The Lostboys Track Club is a group of individuals spread across the globe but connected via their shared passion for chasing massive dreams while having fun. And they – okay, that should be “we” – are going to win the co-ed division of HTC 2023 (I’m the cofounder, so I might be biased). Remember how I said earlier that the “ish” would come back into play? Well, in 2021 the Lostboys set the current co-ed course record, averaging a 5:40 pace over 197 miles. As I already mentioned, because the course varies in length annually because of road closures and such, average pace is what determines the course record. Who knew? (We didn’t. Not two years ago, at least.)
This year, we think we can go faster. We’ve stuck with our philosophy of bringing new people into the mix every year, and on paper we’re ready to run fast. But we’ve done this a few times and know that it’s impossible to predict how things will play out until we get out there.
The dream is alive, the vibes are high, and we’re ready to stay lost – but hopefully not get lost.
Mill City Running
Mill City Running is a running store out of Minneapolis, Minnesota, that is on a mission to make running inclusive for all, no matter your abilities or pace or your running or walking background. Which sounds like there are some synergies between them and Hood to Coast.
And they’re taking that even further by bringing two teams to Hood to Coast this year. One team has the goal of winning the co-ed division and setting the course record; the other team has the goal of having the most fun on the course. This blend – 24 individuals who range from people who just started running in the last six months to individuals who have qualified for the Olympic trials in the marathon – perfectly embodies the vibes of this event.
For those tapped in, you’ll know that Mill City have set the course record at the Speed Project previously. So yeah, you could say that they know how to go fast in the relay format.
For the fun squad, the goal is exactly what it sounds like: have more fun than anyone else out there on the course. They’re still going to be out there pushing their bodies, but the focus is on soaking in the experience and embracing those shared moments together.

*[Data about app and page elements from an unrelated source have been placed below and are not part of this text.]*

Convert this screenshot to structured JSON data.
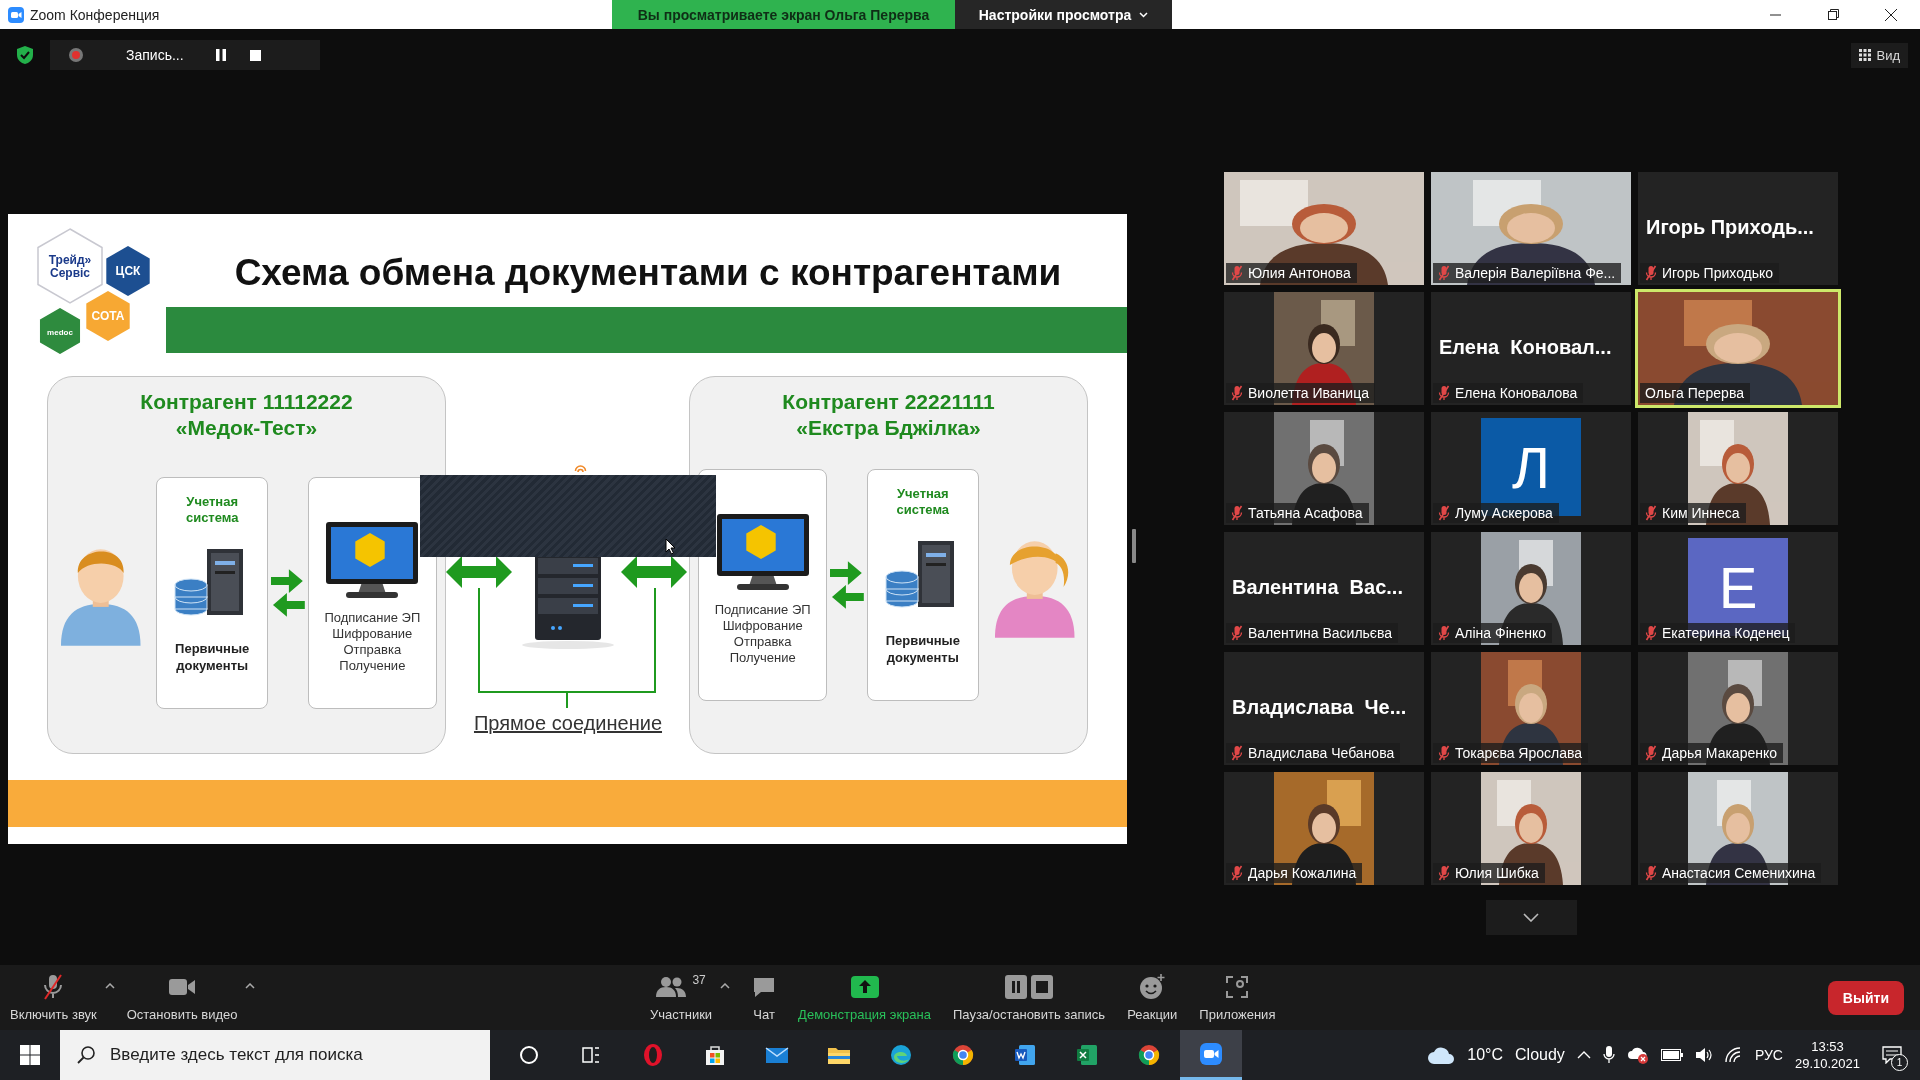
{
  "window": {
    "title": "Zoom Конференция"
  },
  "share_banner": {
    "text": "Вы просматриваете экран Ольга Перерва",
    "menu": "Настройки просмотра"
  },
  "recording": {
    "label": "Запись..."
  },
  "view_button": "Вид",
  "slide": {
    "title": "Схема обмена документами с контрагентами",
    "logos": [
      {
        "kind": "sota",
        "lines": [
          "СОТА"
        ]
      },
      {
        "kind": "trade",
        "lines": [
          "Трейд»",
          "Сервіс"
        ]
      },
      {
        "kind": "csk",
        "lines": [
          "ЦСК"
        ]
      },
      {
        "kind": "medoc",
        "lines": [
          "medoc"
        ]
      }
    ],
    "parties": [
      {
        "title": "Контрагент 11112222",
        "subtitle": "«Медок-Тест»",
        "system_label": "Учетная система",
        "docs_label": "Первичные документы",
        "operations": [
          "Подписание ЭП",
          "Шифрование",
          "Отправка",
          "Получение"
        ],
        "person": {
          "kind": "male"
        }
      },
      {
        "title": "Контрагент 22221111",
        "subtitle": "«Екстра Бджілка»",
        "system_label": "Учетная система",
        "docs_label": "Первичные документы",
        "operations": [
          "Подписание ЭП",
          "Шифрование",
          "Отправка",
          "Получение"
        ],
        "person": {
          "kind": "female"
        }
      }
    ],
    "connection_label": "Прямое соединение"
  },
  "participants": [
    {
      "name": "Юлия Антонова",
      "kind": "video",
      "muted": true,
      "active": false
    },
    {
      "name": "Валерія Валеріївна Фе...",
      "kind": "video",
      "muted": true,
      "active": false
    },
    {
      "name": "Игорь Приходько",
      "kind": "name",
      "display": "Игорь Приходь...",
      "muted": true,
      "active": false
    },
    {
      "name": "Виолетта Иваница",
      "muted": true,
      "active": false
    },
    {
      "name": "Елена Коновалова",
      "kind": "name",
      "display": "Елена  Коновал...",
      "muted": true,
      "active": false
    },
    {
      "name": "Ольга Перерва",
      "kind": "video",
      "muted": false,
      "active": true
    },
    {
      "name": "Татьяна Асафова",
      "muted": true,
      "active": false
    },
    {
      "name": "Луму Аскерова",
      "kind": "avatar",
      "letter": "Л",
      "color": "#0b5aa6",
      "muted": true,
      "active": false
    },
    {
      "name": "Ким Иннеса",
      "muted": true,
      "active": false
    },
    {
      "name": "Валентина Васильєва",
      "kind": "name",
      "display": "Валентина  Вас...",
      "muted": true,
      "active": false
    },
    {
      "name": "Аліна Фіненко",
      "muted": true,
      "active": false
    },
    {
      "name": "Екатерина Коденец",
      "kind": "avatar",
      "letter": "Е",
      "color": "#5b67c2",
      "muted": true,
      "active": false
    },
    {
      "name": "Владислава Чебанова",
      "kind": "name",
      "display": "Владислава  Че...",
      "muted": true,
      "active": false
    },
    {
      "name": "Токарєва Ярослава",
      "muted": true,
      "active": false
    },
    {
      "name": "Дарья Макаренко",
      "muted": true,
      "active": false
    },
    {
      "name": "Дарья Кожалина",
      "muted": true,
      "active": false
    },
    {
      "name": "Юлия Шибка",
      "muted": true,
      "active": false
    },
    {
      "name": "Анастасия Семенихина",
      "muted": true,
      "active": false
    }
  ],
  "toolbar": {
    "left": [
      {
        "kind": "mic",
        "label": "Включить звук",
        "caret": true
      },
      {
        "kind": "video",
        "label": "Остановить видео",
        "caret": true
      }
    ],
    "center": [
      {
        "kind": "participants",
        "label": "Участники",
        "count": "37",
        "caret": true
      },
      {
        "kind": "chat",
        "label": "Чат",
        "caret": false
      },
      {
        "kind": "share",
        "label": "Демонстрация экрана",
        "caret": false
      },
      {
        "kind": "record",
        "label": "Пауза/остановить запись",
        "caret": false
      },
      {
        "kind": "reactions",
        "label": "Реакции",
        "caret": false
      },
      {
        "kind": "apps",
        "label": "Приложения",
        "caret": false
      }
    ],
    "leave": "Выйти"
  },
  "taskbar": {
    "search_placeholder": "Введите здесь текст для поиска",
    "apps": [
      {
        "kind": "cortana",
        "active": false
      },
      {
        "kind": "taskview",
        "active": false
      },
      {
        "kind": "opera",
        "active": false
      },
      {
        "kind": "store",
        "active": false
      },
      {
        "kind": "mail",
        "active": false
      },
      {
        "kind": "explorer",
        "active": false
      },
      {
        "kind": "edge",
        "active": false
      },
      {
        "kind": "chrome",
        "active": false
      },
      {
        "kind": "word",
        "active": false
      },
      {
        "kind": "excel",
        "active": false
      },
      {
        "kind": "chrome",
        "active": false
      },
      {
        "kind": "zoom",
        "active": true
      }
    ],
    "temperature": "10°C",
    "weather": "Cloudy",
    "language": "РУС",
    "time": "13:53",
    "date": "29.10.2021",
    "notifications": "1"
  }
}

And that’s what is so special about an event like Hood to Coast - you get a range of abilities, a range of vibes, a range of goals. Races within the race, a bunch of different whys, all sharing the same roads.
The races kick off on Friday, August 25. Tune in.